[Items from an interface collection]
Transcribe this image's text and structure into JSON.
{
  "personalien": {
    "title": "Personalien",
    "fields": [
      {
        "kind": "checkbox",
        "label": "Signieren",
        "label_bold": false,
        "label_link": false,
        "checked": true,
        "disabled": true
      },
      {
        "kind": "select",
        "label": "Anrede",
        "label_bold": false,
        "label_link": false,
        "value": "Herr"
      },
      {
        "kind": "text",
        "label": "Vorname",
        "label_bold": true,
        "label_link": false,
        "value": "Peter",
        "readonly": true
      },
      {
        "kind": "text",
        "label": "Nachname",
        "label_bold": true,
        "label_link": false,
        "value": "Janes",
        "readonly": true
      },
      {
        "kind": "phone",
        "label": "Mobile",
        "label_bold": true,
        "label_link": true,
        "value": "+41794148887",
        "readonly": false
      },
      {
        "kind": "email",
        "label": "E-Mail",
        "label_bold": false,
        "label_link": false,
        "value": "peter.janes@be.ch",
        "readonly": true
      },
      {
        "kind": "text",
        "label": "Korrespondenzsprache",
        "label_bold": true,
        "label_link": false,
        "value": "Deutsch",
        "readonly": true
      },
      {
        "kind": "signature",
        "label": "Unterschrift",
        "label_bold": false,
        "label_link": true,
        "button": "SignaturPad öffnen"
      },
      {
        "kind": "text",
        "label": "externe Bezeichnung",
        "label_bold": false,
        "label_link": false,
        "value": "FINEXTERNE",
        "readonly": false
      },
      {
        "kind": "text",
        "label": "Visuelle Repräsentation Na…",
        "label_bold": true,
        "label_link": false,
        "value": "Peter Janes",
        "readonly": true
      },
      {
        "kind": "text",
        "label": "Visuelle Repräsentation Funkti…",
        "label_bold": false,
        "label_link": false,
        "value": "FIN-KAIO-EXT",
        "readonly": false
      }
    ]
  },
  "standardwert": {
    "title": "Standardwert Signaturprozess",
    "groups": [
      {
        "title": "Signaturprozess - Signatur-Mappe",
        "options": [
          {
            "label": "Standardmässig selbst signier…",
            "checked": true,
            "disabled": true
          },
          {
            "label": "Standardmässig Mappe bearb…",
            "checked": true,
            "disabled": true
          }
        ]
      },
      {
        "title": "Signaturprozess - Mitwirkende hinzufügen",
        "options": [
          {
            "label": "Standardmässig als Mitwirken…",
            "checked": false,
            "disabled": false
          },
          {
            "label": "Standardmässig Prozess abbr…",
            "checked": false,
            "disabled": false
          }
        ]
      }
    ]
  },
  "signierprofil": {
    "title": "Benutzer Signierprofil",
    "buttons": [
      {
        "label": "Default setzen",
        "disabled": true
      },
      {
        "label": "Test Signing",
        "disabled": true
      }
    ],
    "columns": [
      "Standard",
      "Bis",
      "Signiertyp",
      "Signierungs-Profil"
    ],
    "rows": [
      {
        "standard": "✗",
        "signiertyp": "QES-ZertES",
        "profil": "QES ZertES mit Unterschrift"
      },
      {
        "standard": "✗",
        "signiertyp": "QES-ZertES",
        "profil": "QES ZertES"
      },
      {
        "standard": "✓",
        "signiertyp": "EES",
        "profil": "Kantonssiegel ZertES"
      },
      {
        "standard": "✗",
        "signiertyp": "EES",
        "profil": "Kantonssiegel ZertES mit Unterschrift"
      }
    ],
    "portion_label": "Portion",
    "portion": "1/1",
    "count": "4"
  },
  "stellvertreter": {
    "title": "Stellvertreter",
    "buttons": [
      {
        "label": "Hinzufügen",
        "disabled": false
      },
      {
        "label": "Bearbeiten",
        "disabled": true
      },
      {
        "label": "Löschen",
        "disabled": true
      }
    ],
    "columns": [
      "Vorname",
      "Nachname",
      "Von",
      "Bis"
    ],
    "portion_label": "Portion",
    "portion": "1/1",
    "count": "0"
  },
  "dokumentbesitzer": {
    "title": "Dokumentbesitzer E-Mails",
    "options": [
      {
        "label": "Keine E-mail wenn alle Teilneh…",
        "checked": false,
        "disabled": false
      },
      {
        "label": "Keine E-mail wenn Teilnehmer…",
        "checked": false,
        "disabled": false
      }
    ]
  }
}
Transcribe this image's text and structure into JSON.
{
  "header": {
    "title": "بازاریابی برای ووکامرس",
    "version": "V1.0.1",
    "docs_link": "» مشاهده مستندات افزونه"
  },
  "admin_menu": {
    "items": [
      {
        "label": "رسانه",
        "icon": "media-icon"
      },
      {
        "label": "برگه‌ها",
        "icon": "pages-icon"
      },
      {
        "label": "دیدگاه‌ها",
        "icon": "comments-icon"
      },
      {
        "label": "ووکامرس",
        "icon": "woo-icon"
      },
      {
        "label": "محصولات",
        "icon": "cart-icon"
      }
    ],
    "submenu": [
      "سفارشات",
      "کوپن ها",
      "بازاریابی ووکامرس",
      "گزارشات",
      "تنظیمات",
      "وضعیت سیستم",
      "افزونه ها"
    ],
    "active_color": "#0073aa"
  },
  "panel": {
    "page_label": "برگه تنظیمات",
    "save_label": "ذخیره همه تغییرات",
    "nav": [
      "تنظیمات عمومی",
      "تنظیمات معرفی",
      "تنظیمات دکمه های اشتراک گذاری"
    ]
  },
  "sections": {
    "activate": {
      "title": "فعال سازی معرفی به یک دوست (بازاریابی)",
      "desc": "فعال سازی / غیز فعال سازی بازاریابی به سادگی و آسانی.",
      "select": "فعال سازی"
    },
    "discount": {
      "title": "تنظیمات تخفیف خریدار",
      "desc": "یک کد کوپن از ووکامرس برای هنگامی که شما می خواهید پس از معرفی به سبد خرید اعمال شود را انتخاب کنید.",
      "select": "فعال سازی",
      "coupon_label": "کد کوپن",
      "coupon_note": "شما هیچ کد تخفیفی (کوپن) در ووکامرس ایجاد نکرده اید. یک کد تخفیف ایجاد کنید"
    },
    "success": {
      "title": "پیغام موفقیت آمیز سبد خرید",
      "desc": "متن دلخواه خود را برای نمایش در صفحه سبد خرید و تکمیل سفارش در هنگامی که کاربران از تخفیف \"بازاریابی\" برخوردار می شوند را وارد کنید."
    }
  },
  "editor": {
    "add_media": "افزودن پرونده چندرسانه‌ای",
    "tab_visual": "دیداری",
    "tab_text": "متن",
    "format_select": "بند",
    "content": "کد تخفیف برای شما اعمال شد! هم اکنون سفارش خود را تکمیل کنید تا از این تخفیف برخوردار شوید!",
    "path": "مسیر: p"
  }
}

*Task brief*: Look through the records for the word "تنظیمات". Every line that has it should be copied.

*Answer*:
      "تنظیمات",
    "page_label": "برگه تنظیمات",
      "تنظیمات عمومی",
      "تنظیمات معرفی",
      "تنظیمات دکمه های اشتراک گذاری"
      "title": "تنظیمات تخفیف خریدار",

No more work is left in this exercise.